- **Task to carry out**
Each line of the material holding the word "name" must be identified and copied.

- **Recorded data**
--------------------------------------------------

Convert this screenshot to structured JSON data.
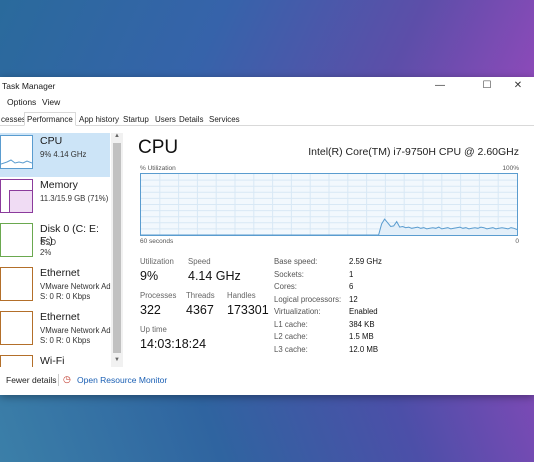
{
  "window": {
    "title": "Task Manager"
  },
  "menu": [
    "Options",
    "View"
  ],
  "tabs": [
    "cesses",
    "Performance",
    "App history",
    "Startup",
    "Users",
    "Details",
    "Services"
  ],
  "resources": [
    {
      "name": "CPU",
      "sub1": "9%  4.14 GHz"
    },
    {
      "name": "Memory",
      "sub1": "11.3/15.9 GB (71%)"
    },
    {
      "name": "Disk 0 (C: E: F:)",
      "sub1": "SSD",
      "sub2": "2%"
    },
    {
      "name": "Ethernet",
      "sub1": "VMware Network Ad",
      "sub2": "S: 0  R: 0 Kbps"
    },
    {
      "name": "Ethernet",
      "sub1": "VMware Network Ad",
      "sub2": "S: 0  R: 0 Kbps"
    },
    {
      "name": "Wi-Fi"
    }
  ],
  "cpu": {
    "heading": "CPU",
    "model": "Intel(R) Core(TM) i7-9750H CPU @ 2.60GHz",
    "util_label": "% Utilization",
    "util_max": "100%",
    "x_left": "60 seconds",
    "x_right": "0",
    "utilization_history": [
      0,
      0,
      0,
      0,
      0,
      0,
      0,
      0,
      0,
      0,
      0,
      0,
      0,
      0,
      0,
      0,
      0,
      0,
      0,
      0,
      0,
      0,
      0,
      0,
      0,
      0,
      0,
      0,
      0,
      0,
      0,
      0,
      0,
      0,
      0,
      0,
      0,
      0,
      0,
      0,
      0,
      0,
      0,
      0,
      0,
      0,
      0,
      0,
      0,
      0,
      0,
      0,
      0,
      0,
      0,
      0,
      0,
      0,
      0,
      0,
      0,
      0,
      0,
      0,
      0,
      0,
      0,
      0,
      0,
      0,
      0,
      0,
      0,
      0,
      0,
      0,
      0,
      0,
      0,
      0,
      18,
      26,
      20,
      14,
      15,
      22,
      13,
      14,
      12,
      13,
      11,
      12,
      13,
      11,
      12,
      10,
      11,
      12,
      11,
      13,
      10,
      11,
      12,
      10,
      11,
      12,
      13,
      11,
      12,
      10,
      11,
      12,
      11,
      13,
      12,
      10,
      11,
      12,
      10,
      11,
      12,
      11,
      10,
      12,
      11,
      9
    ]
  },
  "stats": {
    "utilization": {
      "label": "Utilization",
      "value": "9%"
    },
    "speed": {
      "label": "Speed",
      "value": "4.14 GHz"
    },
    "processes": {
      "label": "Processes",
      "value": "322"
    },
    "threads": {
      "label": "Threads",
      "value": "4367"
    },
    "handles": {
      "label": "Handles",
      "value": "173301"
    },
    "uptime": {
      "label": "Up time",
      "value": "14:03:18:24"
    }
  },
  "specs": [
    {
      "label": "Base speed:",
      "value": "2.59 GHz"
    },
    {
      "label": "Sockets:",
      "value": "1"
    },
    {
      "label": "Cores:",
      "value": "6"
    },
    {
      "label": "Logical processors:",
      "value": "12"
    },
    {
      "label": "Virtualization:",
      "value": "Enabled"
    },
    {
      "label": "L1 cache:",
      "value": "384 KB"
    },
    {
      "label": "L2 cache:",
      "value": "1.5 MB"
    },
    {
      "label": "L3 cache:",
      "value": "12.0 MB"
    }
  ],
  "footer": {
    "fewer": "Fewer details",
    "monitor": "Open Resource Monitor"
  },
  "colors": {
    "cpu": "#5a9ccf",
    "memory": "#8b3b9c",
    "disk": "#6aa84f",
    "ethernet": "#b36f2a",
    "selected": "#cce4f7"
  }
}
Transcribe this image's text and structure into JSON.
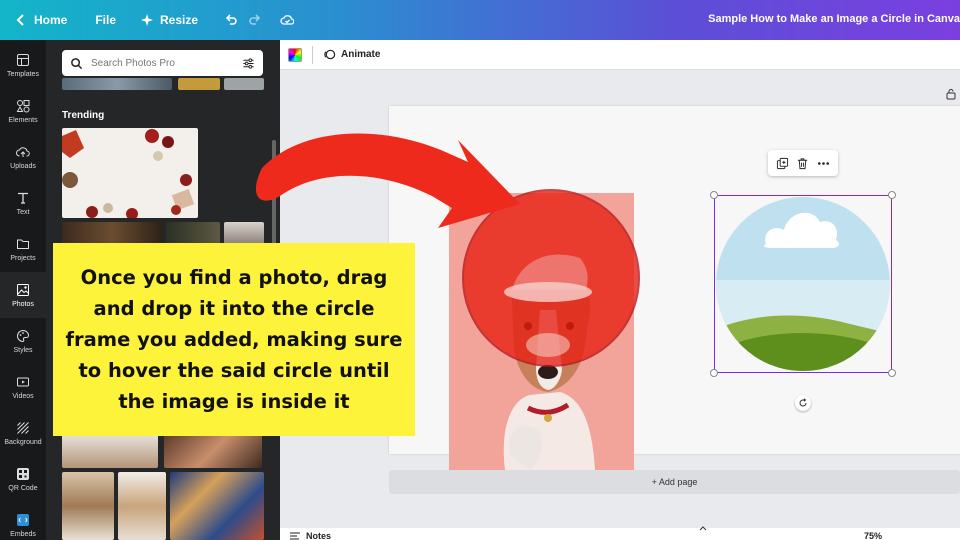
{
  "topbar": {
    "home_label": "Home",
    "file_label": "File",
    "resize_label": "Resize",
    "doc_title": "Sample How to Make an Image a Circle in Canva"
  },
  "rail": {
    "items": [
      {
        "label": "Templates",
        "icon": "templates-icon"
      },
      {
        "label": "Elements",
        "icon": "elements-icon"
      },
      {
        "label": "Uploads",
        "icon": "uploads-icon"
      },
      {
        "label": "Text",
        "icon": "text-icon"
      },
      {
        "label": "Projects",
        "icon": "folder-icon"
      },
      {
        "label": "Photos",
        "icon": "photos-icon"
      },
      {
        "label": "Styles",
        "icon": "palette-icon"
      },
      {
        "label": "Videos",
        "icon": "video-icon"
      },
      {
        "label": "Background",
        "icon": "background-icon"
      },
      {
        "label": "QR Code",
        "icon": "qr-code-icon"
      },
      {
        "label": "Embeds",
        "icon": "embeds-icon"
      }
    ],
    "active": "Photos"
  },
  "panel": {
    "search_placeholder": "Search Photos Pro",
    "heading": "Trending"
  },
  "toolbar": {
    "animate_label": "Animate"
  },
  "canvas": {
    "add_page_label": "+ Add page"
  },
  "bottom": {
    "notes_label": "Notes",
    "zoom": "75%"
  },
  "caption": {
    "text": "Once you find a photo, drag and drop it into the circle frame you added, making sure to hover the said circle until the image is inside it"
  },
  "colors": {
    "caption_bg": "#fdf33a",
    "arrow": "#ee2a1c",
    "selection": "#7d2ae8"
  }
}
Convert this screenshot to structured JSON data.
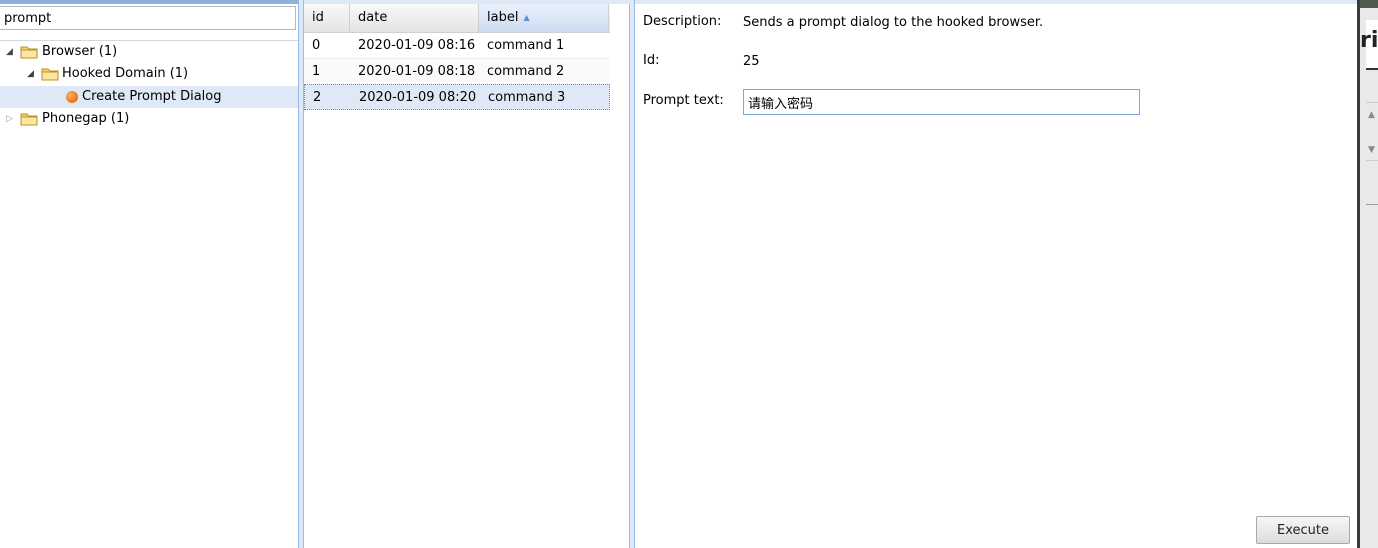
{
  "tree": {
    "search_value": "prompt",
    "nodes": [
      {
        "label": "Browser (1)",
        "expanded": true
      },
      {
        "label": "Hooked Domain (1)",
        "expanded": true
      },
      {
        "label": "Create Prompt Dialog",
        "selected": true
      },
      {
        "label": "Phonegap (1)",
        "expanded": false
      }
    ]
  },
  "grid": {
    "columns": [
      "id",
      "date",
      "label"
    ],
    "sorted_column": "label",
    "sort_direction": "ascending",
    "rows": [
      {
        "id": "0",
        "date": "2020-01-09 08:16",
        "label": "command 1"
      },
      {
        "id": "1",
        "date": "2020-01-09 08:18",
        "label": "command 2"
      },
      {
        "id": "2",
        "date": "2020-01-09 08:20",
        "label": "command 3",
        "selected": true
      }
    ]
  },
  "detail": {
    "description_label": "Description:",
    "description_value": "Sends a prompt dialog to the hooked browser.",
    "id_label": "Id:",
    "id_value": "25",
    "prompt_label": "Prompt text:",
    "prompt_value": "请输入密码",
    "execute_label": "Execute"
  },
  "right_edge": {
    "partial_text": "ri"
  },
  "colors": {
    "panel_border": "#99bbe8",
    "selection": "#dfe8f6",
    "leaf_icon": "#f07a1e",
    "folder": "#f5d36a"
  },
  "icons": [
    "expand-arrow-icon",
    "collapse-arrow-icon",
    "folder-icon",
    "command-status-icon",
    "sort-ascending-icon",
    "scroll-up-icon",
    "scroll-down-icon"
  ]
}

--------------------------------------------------

- **Task output**
      "name": "CPU",
      "name": "Memory",
      "name": "Disk 0 (C: E: F:)",
      "name": "Ethernet",
      "name": "Ethernet",
      "name": "Wi-Fi"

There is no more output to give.